Novel data is shown for the first time that human infants differentially process evolutionary threats presented in the auditory modality, showing significantly enhanced heart rate deceleration, larger eye-blinks, and more visual orienting when listening to evolutionary fear-relevant sounds compared to sounds from the other two categories.
A role for the superior colliculus in the modulation of threat responsiveness in primates: toward the ontogenesis of the social brain
TLDR
It is argued that, although the primate superior colliculus may participate in both systems, its role is more prominent in the detection/recognition of threat.
...
1
2
3
4
5
...

References

SHOWING 1-10 OF 50 REFERENCES
More than just another face in the crowd: superior detection of threatening facial expressions in children and adults.
TLDR
First evidence that young children exhibit the same superior detection of threatening facial expressions as adults is presented, providing important support for the existence of an evolved attentional bias for threatening stimuli.
Detecting the Snake in the Grass
TLDR
Evidence is reported of enhanced visual detection of evolutionarily relevant threat stimuli in young children using an array of eight distractors to detect snakes in the presence of other kinds of visual stimuli.
The face in the crowd revisited: a threat advantage with schematic stimuli.
TLDR
Threatening angry faces were more quickly and accurately detected than were other negative faces (sad or "scheming"), which suggests that the threat advantage can be attributed to threat rather than to the negative valence or the uniqueness of the target display.
Angry faces get noticed quickly: threat detection is not impaired among older adults.
  • M. Mather, Marisa Knight
  • Medicine, Psychology
    The journals of gerontology.

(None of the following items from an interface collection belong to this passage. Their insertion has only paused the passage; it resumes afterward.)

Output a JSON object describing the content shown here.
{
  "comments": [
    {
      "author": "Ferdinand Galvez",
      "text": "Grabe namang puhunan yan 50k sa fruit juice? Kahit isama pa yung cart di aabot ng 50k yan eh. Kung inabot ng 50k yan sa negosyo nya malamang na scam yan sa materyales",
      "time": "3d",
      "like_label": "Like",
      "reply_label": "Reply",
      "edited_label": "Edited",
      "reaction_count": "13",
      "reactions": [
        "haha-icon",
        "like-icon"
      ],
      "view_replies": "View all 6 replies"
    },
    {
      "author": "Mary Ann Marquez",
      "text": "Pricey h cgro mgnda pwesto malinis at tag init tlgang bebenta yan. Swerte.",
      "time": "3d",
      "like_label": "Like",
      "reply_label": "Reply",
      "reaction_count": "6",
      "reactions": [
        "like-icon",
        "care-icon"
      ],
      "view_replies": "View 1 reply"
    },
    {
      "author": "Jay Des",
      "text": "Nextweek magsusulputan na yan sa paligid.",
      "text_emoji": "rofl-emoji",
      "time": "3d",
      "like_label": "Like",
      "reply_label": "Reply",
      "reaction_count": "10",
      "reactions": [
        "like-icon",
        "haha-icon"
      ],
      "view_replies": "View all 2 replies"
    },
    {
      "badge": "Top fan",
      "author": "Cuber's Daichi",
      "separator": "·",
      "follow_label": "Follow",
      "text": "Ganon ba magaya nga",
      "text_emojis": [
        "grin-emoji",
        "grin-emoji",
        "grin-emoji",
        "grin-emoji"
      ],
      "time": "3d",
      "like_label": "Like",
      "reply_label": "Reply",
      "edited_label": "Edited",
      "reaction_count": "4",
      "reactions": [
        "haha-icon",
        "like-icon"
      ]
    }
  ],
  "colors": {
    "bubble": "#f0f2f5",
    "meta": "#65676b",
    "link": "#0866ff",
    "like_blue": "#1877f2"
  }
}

Series B, Psychological sciences and social sciences
  • 2006
TLDR
There was no age difference in this threat-detection advantage, indicating that this automatic process is maintained among older adults.
Do infants possess an evolved spider-detection mechanism?
TLDR
The results supported the hypothesis that humans, like other species, may possess a cognitive mechanism for detecting specific animals that were potentially harmful throughout evolutionary history.
Snakes, spiders, guns, and syringes: How specific are evolutionary constraints on the detection of threatening stimuli?
  • I. Blanchette
  • Psychology, Medicine
    Quarterly journal of experimental psychology
  • 2006
TLDR
In three experiments, the efficiency in detecting fear-relevant and fear-irrelevant visual stimuli are compared and the threat-superiority effect was repeatedly found for both types of target.
Emotion drives attention: detecting the snake in the grass.
TLDR
Fear-relevant, but not fear-irrelevant, search was unaffected by the location of the target in the display and by the number of distractors, which suggests parallel search for fear-relevant targets and serial search for feared objects.
Visual search with biological threat stimuli: accuracy, reaction times, and heart rate changes.
  • A. Flykt
  • Psychology, Medicine
    Emotion
  • 2005
TLDR
A visual search task of deciding whether all the pictures in 3 x 3 search arrays contained a target picture from a deviant category, and heart rate was measured suggests that controlled processing of the task operates together with automatic processing.
Snakes and cats in the flower bed: fast detection is not specific to pictures of fear-relevant animals.
The observation that snakes and spiders are found faster among flowers and mushrooms than vice versa and that this search advantage is independent of set size supports the notion that fear-relevant
The role of fear-relevant stimuli in visual search: a comparison of phylogenetic and ontogenetic stimuli.
TLDR
It seems that fear relevance in general is more important than is the evolutionary age, and attention toward threatening stimuli is mainly affected by a late component that prolongs the disengagement of attention.
...
1
2
3
4
5
...